AND another reality of 2014 is that many people who have the life I have had and currently have, also have much privilege. I grew up with more than enough resources. I have an advanced degree. I have a full-time job. I am heterosexual, born in the U.S., and am able-bodied.  Yes, I am a proud woman of color. I have many challenges based on those two identities – separated and combined.  But at the intersection of all of my identities, I am privileged.  Primarily because I can use my socioeconomic status to combat what comes my way based on biological sex and race. I am thankful that I have enough privilege that I can Code Switch and take action. It’s often exhausting work and sometimes I refuse to do it. But mostly I acknowledge my privileged statuses, and use them when and as I can to combat the isms. I’m also attempting to make our 4 y.o. son aware of his privileges…that’s another blog!

Today I am very thankful that my momma raised an aware, proud, activist Black woman! Thanks momma! Privilege comes with responsibilities.

YAY for Malala: Honoring My Mom Day 13 (or there abouts)

teacherAs a woman of color living in American I never take my education for granted. The two oldest siblings in my grandmother’s family were the only two who were allowed to & able to go to college. They are proud Tuskegee and Fort Valley State graduates. My mom, who did not grow up in the south but still faced obstacles as her New York guidance counselor told her she should go to trade school. She ended up earning a Master in Social Work degree from Atlanta University (now Clark Atlanta University). My path was made easier through the scarifies and struggles of my grandparents and parents, although not without challenges. Like many 1st year students I goofed off a lot and skipped some classes and that first report card shocked me back into shape!

Each academic year in one of my books I put a picture of Charlayne Hunter-Gault;  in another book I put a picture of the Little Rock Nine; and in another book a picture of James Meredith.  The pictures are my inspirational reminders.  I think I am going to add a picture of Malala Yousafzai.

Today I sent all my students an email and challenged them to:

  1. appreciate fully the privilege of an education,
  2. come to class prepared,
  3. not procrastinate,
  4. be engaged and proactive learners,
  5. think critically,
  6. inspire someone else to pursue a higher education or complete high school,
  7. pledge to tear down any obstacle they see for others in receiving an education, and to
  8. hold me accountable for facilitating discussion and learning.

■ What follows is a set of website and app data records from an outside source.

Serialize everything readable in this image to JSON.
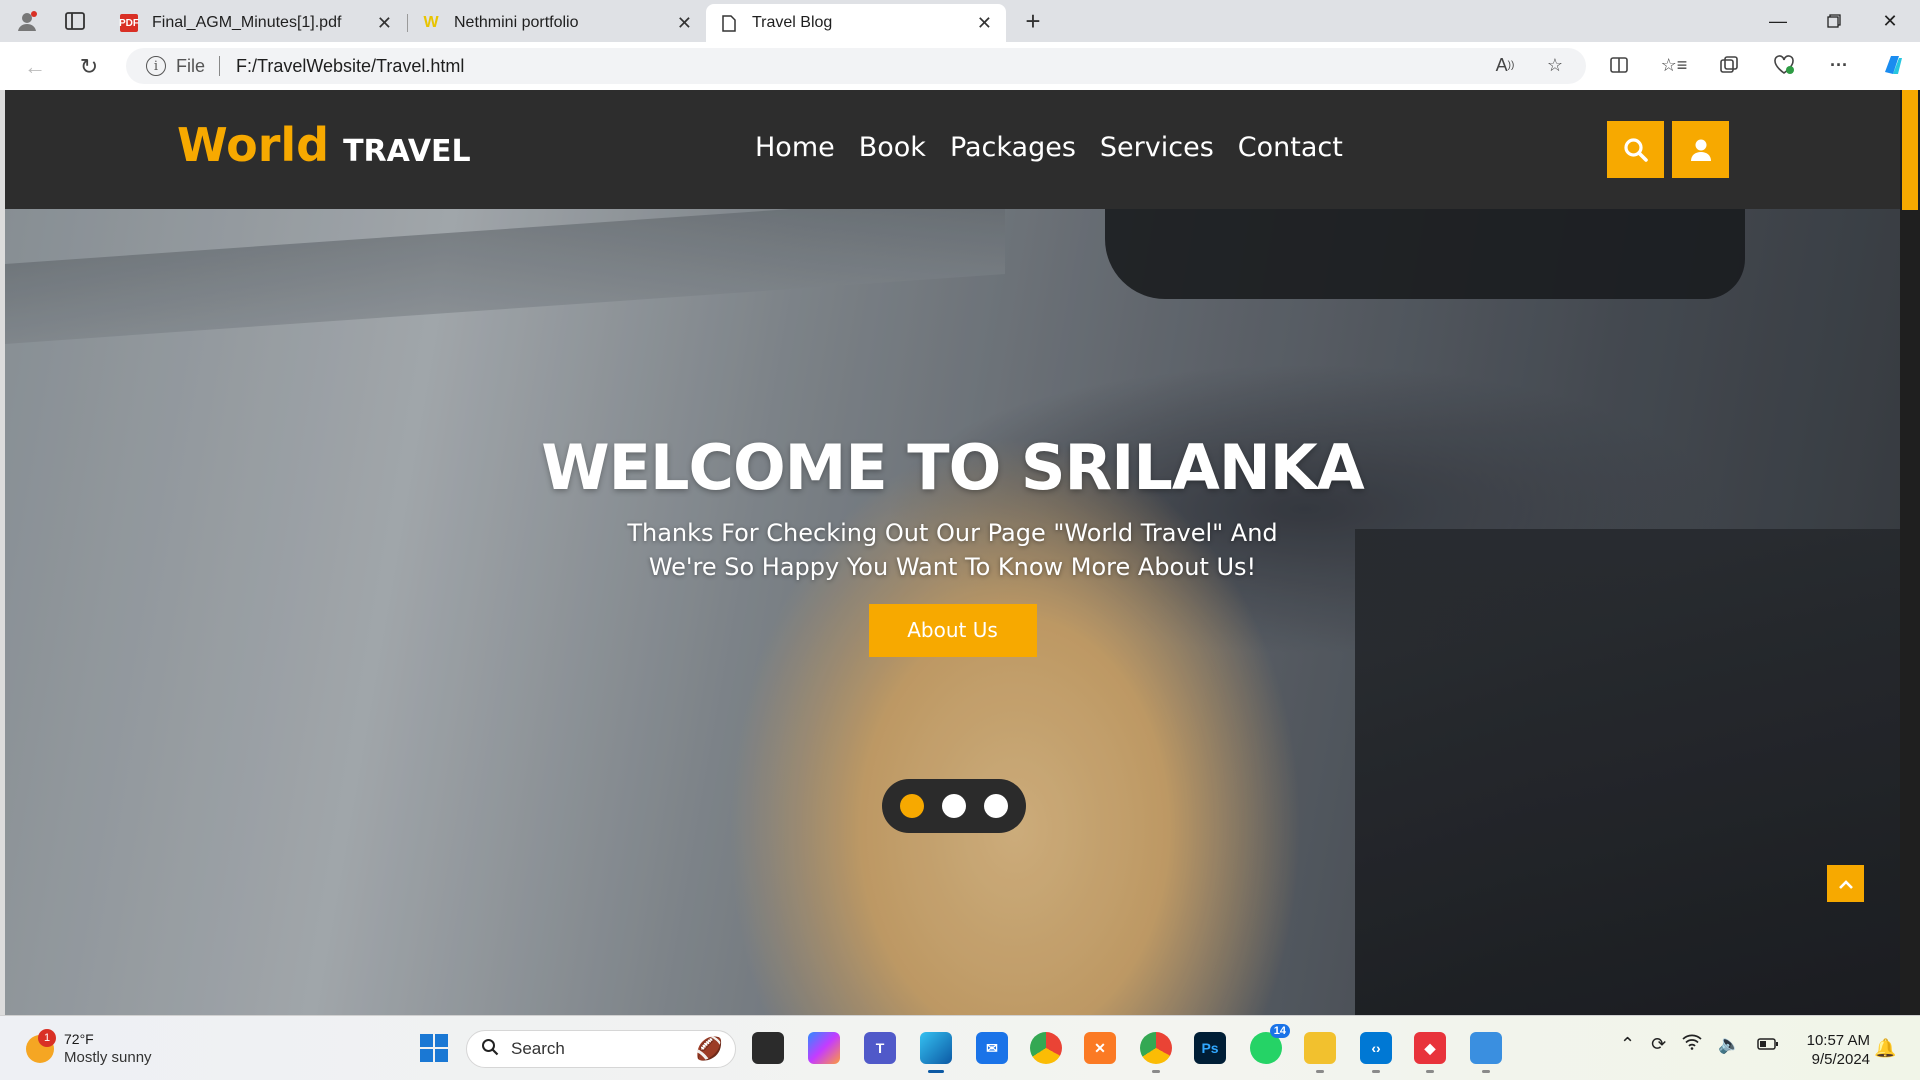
{
  "browser": {
    "tabs": [
      {
        "title": "Final_AGM_Minutes[1].pdf",
        "favicon": "PDF",
        "active": false
      },
      {
        "title": "Nethmini portfolio",
        "favicon": "W",
        "active": false
      },
      {
        "title": "Travel Blog",
        "favicon": "page-icon",
        "active": true
      }
    ],
    "address": {
      "scheme_label": "File",
      "url": "F:/TravelWebsite/Travel.html"
    }
  },
  "site": {
    "logo": {
      "word1": "World",
      "word2": "TRAVEL"
    },
    "nav": [
      "Home",
      "Book",
      "Packages",
      "Services",
      "Contact"
    ],
    "hero": {
      "title": "WELCOME TO SRILANKA",
      "text_line1": "Thanks For Checking Out Our Page \"World Travel\" And",
      "text_line2": "We're So Happy You Want To Know More About Us!",
      "button": "About Us"
    },
    "slider": {
      "count": 3,
      "active_index": 0
    },
    "colors": {
      "accent": "#f7a900",
      "header_bg": "#2d2d2d"
    }
  },
  "taskbar": {
    "weather": {
      "temp": "72°F",
      "condition": "Mostly sunny",
      "badge": "1"
    },
    "search_label": "Search",
    "whatsapp_badge": "14",
    "clock": {
      "time": "10:57 AM",
      "date": "9/5/2024"
    }
  }
}
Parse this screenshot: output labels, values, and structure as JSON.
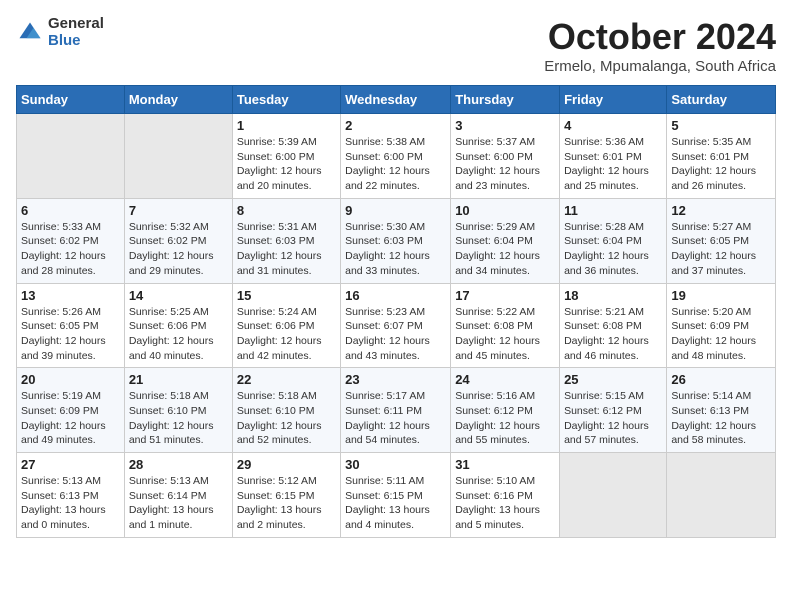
{
  "header": {
    "logo_general": "General",
    "logo_blue": "Blue",
    "title": "October 2024",
    "subtitle": "Ermelo, Mpumalanga, South Africa"
  },
  "weekdays": [
    "Sunday",
    "Monday",
    "Tuesday",
    "Wednesday",
    "Thursday",
    "Friday",
    "Saturday"
  ],
  "weeks": [
    [
      {
        "day": "",
        "empty": true
      },
      {
        "day": "",
        "empty": true
      },
      {
        "day": "1",
        "sunrise": "5:39 AM",
        "sunset": "6:00 PM",
        "daylight": "12 hours and 20 minutes."
      },
      {
        "day": "2",
        "sunrise": "5:38 AM",
        "sunset": "6:00 PM",
        "daylight": "12 hours and 22 minutes."
      },
      {
        "day": "3",
        "sunrise": "5:37 AM",
        "sunset": "6:00 PM",
        "daylight": "12 hours and 23 minutes."
      },
      {
        "day": "4",
        "sunrise": "5:36 AM",
        "sunset": "6:01 PM",
        "daylight": "12 hours and 25 minutes."
      },
      {
        "day": "5",
        "sunrise": "5:35 AM",
        "sunset": "6:01 PM",
        "daylight": "12 hours and 26 minutes."
      }
    ],
    [
      {
        "day": "6",
        "sunrise": "5:33 AM",
        "sunset": "6:02 PM",
        "daylight": "12 hours and 28 minutes."
      },
      {
        "day": "7",
        "sunrise": "5:32 AM",
        "sunset": "6:02 PM",
        "daylight": "12 hours and 29 minutes."
      },
      {
        "day": "8",
        "sunrise": "5:31 AM",
        "sunset": "6:03 PM",
        "daylight": "12 hours and 31 minutes."
      },
      {
        "day": "9",
        "sunrise": "5:30 AM",
        "sunset": "6:03 PM",
        "daylight": "12 hours and 33 minutes."
      },
      {
        "day": "10",
        "sunrise": "5:29 AM",
        "sunset": "6:04 PM",
        "daylight": "12 hours and 34 minutes."
      },
      {
        "day": "11",
        "sunrise": "5:28 AM",
        "sunset": "6:04 PM",
        "daylight": "12 hours and 36 minutes."
      },
      {
        "day": "12",
        "sunrise": "5:27 AM",
        "sunset": "6:05 PM",
        "daylight": "12 hours and 37 minutes."
      }
    ],
    [
      {
        "day": "13",
        "sunrise": "5:26 AM",
        "sunset": "6:05 PM",
        "daylight": "12 hours and 39 minutes."
      },
      {
        "day": "14",
        "sunrise": "5:25 AM",
        "sunset": "6:06 PM",
        "daylight": "12 hours and 40 minutes."
      },
      {
        "day": "15",
        "sunrise": "5:24 AM",
        "sunset": "6:06 PM",
        "daylight": "12 hours and 42 minutes."
      },
      {
        "day": "16",
        "sunrise": "5:23 AM",
        "sunset": "6:07 PM",
        "daylight": "12 hours and 43 minutes."
      },
      {
        "day": "17",
        "sunrise": "5:22 AM",
        "sunset": "6:08 PM",
        "daylight": "12 hours and 45 minutes."
      },
      {
        "day": "18",
        "sunrise": "5:21 AM",
        "sunset": "6:08 PM",
        "daylight": "12 hours and 46 minutes."
      },
      {
        "day": "19",
        "sunrise": "5:20 AM",
        "sunset": "6:09 PM",
        "daylight": "12 hours and 48 minutes."
      }
    ],
    [
      {
        "day": "20",
        "sunrise": "5:19 AM",
        "sunset": "6:09 PM",
        "daylight": "12 hours and 49 minutes."
      },
      {
        "day": "21",
        "sunrise": "5:18 AM",
        "sunset": "6:10 PM",
        "daylight": "12 hours and 51 minutes."
      },
      {
        "day": "22",
        "sunrise": "5:18 AM",
        "sunset": "6:10 PM",
        "daylight": "12 hours and 52 minutes."
      },
      {
        "day": "23",
        "sunrise": "5:17 AM",
        "sunset": "6:11 PM",
        "daylight": "12 hours and 54 minutes."
      },
      {
        "day": "24",
        "sunrise": "5:16 AM",
        "sunset": "6:12 PM",
        "daylight": "12 hours and 55 minutes."
      },
      {
        "day": "25",
        "sunrise": "5:15 AM",
        "sunset": "6:12 PM",
        "daylight": "12 hours and 57 minutes."
      },
      {
        "day": "26",
        "sunrise": "5:14 AM",
        "sunset": "6:13 PM",
        "daylight": "12 hours and 58 minutes."
      }
    ],
    [
      {
        "day": "27",
        "sunrise": "5:13 AM",
        "sunset": "6:13 PM",
        "daylight": "13 hours and 0 minutes."
      },
      {
        "day": "28",
        "sunrise": "5:13 AM",
        "sunset": "6:14 PM",
        "daylight": "13 hours and 1 minute."
      },
      {
        "day": "29",
        "sunrise": "5:12 AM",
        "sunset": "6:15 PM",
        "daylight": "13 hours and 2 minutes."
      },
      {
        "day": "30",
        "sunrise": "5:11 AM",
        "sunset": "6:15 PM",
        "daylight": "13 hours and 4 minutes."
      },
      {
        "day": "31",
        "sunrise": "5:10 AM",
        "sunset": "6:16 PM",
        "daylight": "13 hours and 5 minutes."
      },
      {
        "day": "",
        "empty": true
      },
      {
        "day": "",
        "empty": true
      }
    ]
  ],
  "labels": {
    "sunrise": "Sunrise:",
    "sunset": "Sunset:",
    "daylight": "Daylight:"
  }
}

I, in return challenged myself to give them 100%+ each day I meet them and to hold them accountable for being responsible for their own learning.

We should ask ourselves “What would Malala do?” http://www.npr.org/blogs/thetwo-way/2014/10/10/355054344/pakistani-teen-malala-yousafzai-shares-nobel-peace-prize?utm_source=facebook.com&utm_medium=social&utm_campaign=npr&utm_term=nprnews&utm_content=2034